**DESCRIPTION OF THE TASK:** Since only the text is wanted, print every entry below exactly and omit the images.
------ DATA EXCERPTS ------
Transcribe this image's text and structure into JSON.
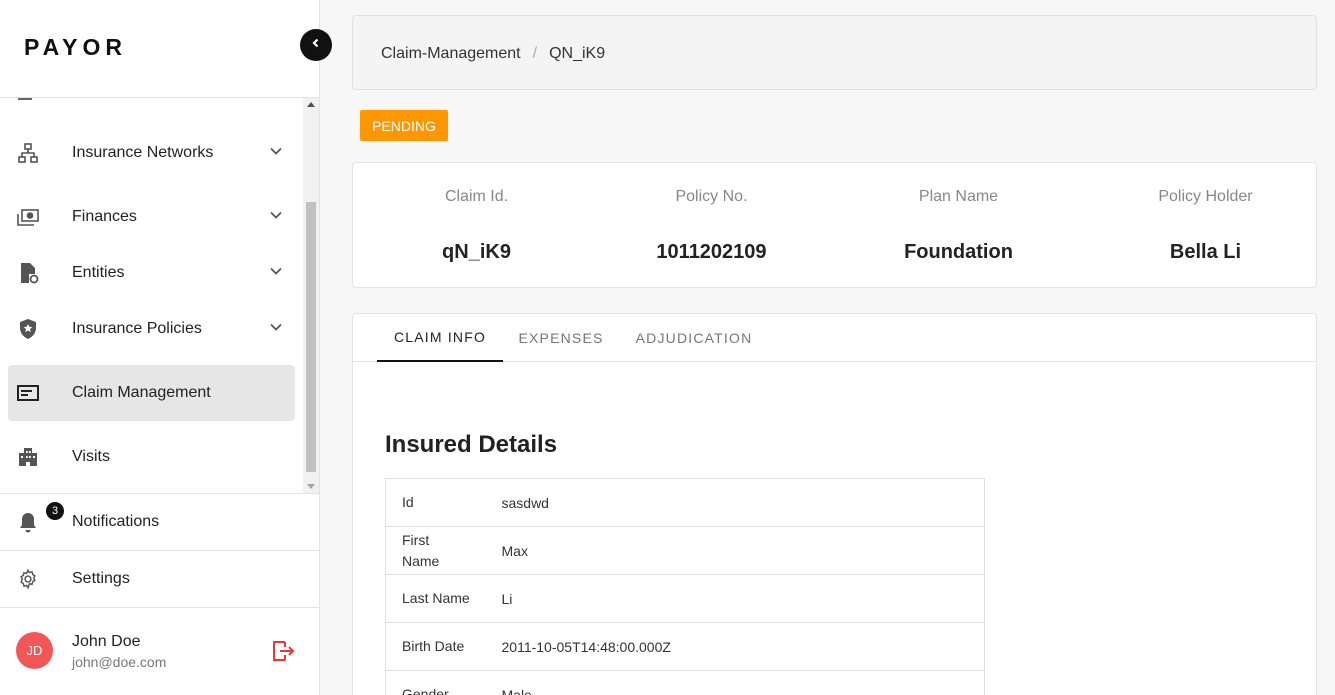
{
  "app": {
    "logo": "PAYOR"
  },
  "sidebar": {
    "items": [
      {
        "label": "Insurance Networks",
        "icon": "network-icon",
        "has_children": true
      },
      {
        "label": "Finances",
        "icon": "money-icon",
        "has_children": true
      },
      {
        "label": "Entities",
        "icon": "entity-file-icon",
        "has_children": true
      },
      {
        "label": "Insurance Policies",
        "icon": "shield-star-icon",
        "has_children": true
      },
      {
        "label": "Claim Management",
        "icon": "card-icon",
        "active": true
      },
      {
        "label": "Visits",
        "icon": "building-icon"
      }
    ],
    "notifications": {
      "label": "Notifications",
      "count": "3"
    },
    "settings": {
      "label": "Settings"
    },
    "user": {
      "initials": "JD",
      "name": "John Doe",
      "email": "john@doe.com"
    }
  },
  "breadcrumb": {
    "parent": "Claim-Management",
    "separator": "/",
    "current": "QN_iK9"
  },
  "status": {
    "label": "PENDING",
    "color": "#ff9800"
  },
  "summary": [
    {
      "label": "Claim Id.",
      "value": "qN_iK9"
    },
    {
      "label": "Policy No.",
      "value": "1011202109"
    },
    {
      "label": "Plan Name",
      "value": "Foundation"
    },
    {
      "label": "Policy Holder",
      "value": "Bella Li"
    }
  ],
  "tabs": [
    {
      "label": "CLAIM INFO",
      "active": true
    },
    {
      "label": "EXPENSES"
    },
    {
      "label": "ADJUDICATION"
    }
  ],
  "insured": {
    "title": "Insured Details",
    "rows": [
      {
        "key": "Id",
        "value": "sasdwd"
      },
      {
        "key": "First Name",
        "value": "Max"
      },
      {
        "key": "Last Name",
        "value": "Li"
      },
      {
        "key": "Birth Date",
        "value": "2011-10-05T14:48:00.000Z"
      },
      {
        "key": "Gender",
        "value": "Male"
      }
    ]
  },
  "colors": {
    "accent": "#111111",
    "pending": "#ff9800",
    "avatar": "#f25757",
    "logout": "#e53935"
  }
}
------
**OUTPUT FOR THIS TASK:**
Transcribe this image's text and structure into JSON.
{
  "app": {
    "logo": "PAYOR"
  },
  "sidebar": {
    "items": [
      {
        "label": "Insurance Networks",
        "icon": "network-icon",
        "has_children": true
      },
      {
        "label": "Finances",
        "icon": "money-icon",
        "has_children": true
      },
      {
        "label": "Entities",
        "icon": "entity-file-icon",
        "has_children": true
      },
      {
        "label": "Insurance Policies",
        "icon": "shield-star-icon",
        "has_children": true
      },
      {
        "label": "Claim Management",
        "icon": "card-icon",
        "active": true
      },
      {
        "label": "Visits",
        "icon": "building-icon"
      }
    ],
    "notifications": {
      "label": "Notifications",
      "count": "3"
    },
    "settings": {
      "label": "Settings"
    },
    "user": {
      "initials": "JD",
      "name": "John Doe",
      "email": "john@doe.com"
    }
  },
  "breadcrumb": {
    "parent": "Claim-Management",
    "separator": "/",
    "current": "QN_iK9"
  },
  "status": {
    "label": "PENDING",
    "color": "#ff9800"
  },
  "summary": [
    {
      "label": "Claim Id.",
      "value": "qN_iK9"
    },
    {
      "label": "Policy No.",
      "value": "1011202109"
    },
    {
      "label": "Plan Name",
      "value": "Foundation"
    },
    {
      "label": "Policy Holder",
      "value": "Bella Li"
    }
  ],
  "tabs": [
    {
      "label": "CLAIM INFO",
      "active": true
    },
    {
      "label": "EXPENSES"
    },
    {
      "label": "ADJUDICATION"
    }
  ],
  "insured": {
    "title": "Insured Details",
    "rows": [
      {
        "key": "Id",
        "value": "sasdwd"
      },
      {
        "key": "First Name",
        "value": "Max"
      },
      {
        "key": "Last Name",
        "value": "Li"
      },
      {
        "key": "Birth Date",
        "value": "2011-10-05T14:48:00.000Z"
      },
      {
        "key": "Gender",
        "value": "Male"
      }
    ]
  },
  "colors": {
    "accent": "#111111",
    "pending": "#ff9800",
    "avatar": "#f25757",
    "logout": "#e53935"
  }
}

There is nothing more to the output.